**DESCRIPTION OF THE TASK:**
Pick every line out of the entries below that holds the string "Responsables", and report them.

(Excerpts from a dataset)
--- START ---

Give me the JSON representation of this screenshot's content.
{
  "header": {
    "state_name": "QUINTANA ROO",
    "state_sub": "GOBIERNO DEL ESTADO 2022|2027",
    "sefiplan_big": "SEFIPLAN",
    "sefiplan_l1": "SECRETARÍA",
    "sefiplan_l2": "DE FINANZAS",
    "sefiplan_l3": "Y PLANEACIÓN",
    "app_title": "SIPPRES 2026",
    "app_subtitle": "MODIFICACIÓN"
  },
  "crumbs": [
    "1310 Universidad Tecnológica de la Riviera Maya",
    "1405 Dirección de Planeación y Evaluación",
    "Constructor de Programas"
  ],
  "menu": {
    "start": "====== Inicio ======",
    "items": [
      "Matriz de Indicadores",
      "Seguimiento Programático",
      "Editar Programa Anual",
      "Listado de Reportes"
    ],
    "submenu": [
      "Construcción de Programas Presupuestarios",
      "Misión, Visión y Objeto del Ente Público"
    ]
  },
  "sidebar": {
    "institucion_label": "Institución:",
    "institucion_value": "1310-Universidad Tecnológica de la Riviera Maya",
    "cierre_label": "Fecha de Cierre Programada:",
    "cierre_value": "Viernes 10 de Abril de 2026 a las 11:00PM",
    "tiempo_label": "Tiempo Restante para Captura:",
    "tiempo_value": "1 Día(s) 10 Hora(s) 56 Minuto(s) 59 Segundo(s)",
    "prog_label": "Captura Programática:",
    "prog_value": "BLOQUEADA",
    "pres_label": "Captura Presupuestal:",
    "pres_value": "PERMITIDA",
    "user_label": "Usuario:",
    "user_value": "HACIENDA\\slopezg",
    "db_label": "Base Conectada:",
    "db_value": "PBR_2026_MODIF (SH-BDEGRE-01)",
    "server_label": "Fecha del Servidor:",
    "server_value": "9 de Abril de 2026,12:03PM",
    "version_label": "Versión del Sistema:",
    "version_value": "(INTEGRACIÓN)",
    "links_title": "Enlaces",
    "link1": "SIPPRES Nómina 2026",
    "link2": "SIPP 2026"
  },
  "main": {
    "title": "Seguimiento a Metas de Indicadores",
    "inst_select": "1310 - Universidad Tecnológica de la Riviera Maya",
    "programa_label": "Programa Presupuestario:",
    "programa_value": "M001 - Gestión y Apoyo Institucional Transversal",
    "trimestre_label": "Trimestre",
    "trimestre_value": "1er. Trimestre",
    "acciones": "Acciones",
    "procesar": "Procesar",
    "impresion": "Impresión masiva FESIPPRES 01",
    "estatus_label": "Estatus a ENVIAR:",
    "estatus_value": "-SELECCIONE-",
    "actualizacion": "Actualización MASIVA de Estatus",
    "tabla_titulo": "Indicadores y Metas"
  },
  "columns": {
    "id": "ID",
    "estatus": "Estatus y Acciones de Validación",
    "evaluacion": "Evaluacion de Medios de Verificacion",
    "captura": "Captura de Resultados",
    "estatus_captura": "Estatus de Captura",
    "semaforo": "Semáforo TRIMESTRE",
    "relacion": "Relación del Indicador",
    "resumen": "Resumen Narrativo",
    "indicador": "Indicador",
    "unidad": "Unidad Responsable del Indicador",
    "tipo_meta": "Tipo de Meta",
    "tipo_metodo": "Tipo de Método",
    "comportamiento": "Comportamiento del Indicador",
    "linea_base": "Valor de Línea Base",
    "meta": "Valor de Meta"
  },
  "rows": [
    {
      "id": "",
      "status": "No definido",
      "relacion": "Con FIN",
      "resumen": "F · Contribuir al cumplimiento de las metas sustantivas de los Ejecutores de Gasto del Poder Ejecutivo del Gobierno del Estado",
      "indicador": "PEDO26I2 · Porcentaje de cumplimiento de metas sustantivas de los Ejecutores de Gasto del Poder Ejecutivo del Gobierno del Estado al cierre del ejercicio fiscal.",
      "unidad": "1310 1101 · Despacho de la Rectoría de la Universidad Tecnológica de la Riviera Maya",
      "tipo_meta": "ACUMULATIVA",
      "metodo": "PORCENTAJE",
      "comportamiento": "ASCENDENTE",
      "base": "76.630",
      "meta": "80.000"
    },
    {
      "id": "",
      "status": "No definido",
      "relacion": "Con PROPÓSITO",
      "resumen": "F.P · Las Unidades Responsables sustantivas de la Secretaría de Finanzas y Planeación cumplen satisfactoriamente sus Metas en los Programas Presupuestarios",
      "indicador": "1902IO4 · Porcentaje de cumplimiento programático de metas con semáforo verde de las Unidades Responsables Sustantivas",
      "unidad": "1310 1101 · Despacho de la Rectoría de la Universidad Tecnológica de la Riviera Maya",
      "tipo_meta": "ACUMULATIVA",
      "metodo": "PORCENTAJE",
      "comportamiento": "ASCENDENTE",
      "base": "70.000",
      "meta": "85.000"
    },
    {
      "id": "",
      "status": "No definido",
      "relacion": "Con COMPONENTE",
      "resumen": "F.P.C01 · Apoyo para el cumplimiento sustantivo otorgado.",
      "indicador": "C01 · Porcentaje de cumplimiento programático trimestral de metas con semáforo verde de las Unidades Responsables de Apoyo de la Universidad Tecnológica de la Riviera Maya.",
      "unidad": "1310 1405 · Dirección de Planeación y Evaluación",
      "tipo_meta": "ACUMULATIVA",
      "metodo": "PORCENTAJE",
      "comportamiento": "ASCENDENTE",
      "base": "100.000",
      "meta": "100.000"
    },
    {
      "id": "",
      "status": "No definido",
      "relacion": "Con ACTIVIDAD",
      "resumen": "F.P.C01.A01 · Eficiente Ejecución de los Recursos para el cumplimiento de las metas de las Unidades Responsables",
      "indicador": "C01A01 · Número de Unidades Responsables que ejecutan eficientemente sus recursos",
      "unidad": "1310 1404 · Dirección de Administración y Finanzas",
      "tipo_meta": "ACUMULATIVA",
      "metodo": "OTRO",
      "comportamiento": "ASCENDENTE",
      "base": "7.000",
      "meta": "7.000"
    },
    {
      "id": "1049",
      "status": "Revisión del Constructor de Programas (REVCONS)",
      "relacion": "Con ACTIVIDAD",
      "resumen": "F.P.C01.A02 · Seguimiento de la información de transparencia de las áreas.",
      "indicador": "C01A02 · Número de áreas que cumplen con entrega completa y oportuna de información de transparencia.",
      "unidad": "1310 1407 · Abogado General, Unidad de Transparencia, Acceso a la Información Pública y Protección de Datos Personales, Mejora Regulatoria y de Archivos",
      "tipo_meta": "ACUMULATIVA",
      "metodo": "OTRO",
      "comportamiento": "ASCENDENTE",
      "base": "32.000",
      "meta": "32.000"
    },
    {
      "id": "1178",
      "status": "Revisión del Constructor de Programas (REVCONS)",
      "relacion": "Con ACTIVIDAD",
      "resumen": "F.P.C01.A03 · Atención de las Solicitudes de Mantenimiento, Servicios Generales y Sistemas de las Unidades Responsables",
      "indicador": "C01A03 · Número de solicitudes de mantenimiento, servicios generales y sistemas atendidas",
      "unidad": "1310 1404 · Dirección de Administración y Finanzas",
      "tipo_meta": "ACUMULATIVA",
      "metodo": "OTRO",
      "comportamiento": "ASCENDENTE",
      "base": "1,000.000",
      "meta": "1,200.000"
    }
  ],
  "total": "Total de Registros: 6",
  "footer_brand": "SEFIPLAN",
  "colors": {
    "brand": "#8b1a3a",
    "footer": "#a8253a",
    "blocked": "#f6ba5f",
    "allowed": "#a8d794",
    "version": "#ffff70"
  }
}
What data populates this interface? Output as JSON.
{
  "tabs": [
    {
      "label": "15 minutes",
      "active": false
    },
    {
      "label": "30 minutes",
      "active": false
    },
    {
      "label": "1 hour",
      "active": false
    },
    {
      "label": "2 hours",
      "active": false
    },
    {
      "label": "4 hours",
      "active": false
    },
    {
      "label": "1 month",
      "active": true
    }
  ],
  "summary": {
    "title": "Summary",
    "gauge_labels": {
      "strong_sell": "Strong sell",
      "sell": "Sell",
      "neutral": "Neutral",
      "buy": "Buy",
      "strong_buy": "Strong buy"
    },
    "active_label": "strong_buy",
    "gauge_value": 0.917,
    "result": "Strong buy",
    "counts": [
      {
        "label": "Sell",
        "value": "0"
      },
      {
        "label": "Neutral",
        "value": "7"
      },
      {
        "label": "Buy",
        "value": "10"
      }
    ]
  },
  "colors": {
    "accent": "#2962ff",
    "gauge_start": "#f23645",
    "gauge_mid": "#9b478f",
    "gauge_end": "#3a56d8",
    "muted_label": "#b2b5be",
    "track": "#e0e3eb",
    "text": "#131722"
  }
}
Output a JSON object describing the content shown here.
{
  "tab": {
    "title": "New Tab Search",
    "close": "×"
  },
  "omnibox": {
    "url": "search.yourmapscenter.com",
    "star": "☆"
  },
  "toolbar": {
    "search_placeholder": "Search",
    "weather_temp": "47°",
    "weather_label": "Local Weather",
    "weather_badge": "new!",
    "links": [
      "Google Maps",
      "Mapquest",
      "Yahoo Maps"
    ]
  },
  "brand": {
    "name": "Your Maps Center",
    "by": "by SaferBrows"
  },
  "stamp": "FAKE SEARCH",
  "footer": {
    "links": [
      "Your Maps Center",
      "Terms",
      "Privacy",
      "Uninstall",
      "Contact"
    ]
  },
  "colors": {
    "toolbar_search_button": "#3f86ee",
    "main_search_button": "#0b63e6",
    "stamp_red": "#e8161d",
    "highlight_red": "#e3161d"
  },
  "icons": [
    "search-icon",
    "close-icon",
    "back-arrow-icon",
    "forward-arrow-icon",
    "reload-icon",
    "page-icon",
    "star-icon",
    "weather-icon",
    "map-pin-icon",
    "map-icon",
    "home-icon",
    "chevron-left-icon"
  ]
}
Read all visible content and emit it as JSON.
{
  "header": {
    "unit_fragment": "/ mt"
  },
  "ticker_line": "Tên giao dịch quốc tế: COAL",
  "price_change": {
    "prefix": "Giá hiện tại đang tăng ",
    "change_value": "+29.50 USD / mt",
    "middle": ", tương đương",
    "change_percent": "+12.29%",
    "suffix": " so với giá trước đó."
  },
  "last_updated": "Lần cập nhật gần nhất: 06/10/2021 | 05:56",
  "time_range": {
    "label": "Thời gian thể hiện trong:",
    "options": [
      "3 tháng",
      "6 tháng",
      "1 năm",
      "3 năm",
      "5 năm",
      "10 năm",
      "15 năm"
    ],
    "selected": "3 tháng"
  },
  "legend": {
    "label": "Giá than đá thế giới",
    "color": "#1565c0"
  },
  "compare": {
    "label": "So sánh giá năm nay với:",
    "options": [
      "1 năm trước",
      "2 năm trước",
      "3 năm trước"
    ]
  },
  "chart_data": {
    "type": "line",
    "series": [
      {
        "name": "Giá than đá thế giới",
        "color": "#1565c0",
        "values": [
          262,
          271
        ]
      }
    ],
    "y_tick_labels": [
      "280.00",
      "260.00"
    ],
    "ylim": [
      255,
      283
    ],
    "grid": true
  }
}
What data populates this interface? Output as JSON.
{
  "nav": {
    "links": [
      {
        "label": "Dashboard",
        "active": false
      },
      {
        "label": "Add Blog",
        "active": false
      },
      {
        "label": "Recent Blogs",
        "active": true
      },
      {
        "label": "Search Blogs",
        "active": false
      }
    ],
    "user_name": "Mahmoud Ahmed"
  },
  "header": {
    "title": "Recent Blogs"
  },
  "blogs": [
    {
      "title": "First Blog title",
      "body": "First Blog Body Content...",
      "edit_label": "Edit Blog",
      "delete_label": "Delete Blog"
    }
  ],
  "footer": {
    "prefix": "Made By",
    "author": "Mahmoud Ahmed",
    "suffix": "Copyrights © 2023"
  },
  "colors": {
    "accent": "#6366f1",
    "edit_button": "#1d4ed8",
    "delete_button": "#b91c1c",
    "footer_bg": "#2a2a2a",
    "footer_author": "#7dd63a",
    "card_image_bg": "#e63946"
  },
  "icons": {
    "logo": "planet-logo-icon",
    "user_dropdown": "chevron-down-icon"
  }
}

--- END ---

**OUTPUT OF THE EXERCISE:**
      "resumen": "F.P · Las Unidades Responsables sustantivas de la Secretaría de Finanzas y Planeación cumplen satisfactoriamente sus Metas en los Programas Presupuestarios",
      "indicador": "1902IO4 · Porcentaje de cumplimiento programático de metas con semáforo verde de las Unidades Responsables Sustantivas",
      "indicador": "C01 · Porcentaje de cumplimiento programático trimestral de metas con semáforo verde de las Unidades Responsables de Apoyo de la Universidad Tecnológica de la Riviera Maya.",
      "resumen": "F.P.C01.A01 · Eficiente Ejecución de los Recursos para el cumplimiento de las metas de las Unidades Responsables",
      "indicador": "C01A01 · Número de Unidades Responsables que ejecutan eficientemente sus recursos",
      "resumen": "F.P.C01.A03 · Atención de las Solicitudes de Mantenimiento, Servicios Generales y Sistemas de las Unidades Responsables",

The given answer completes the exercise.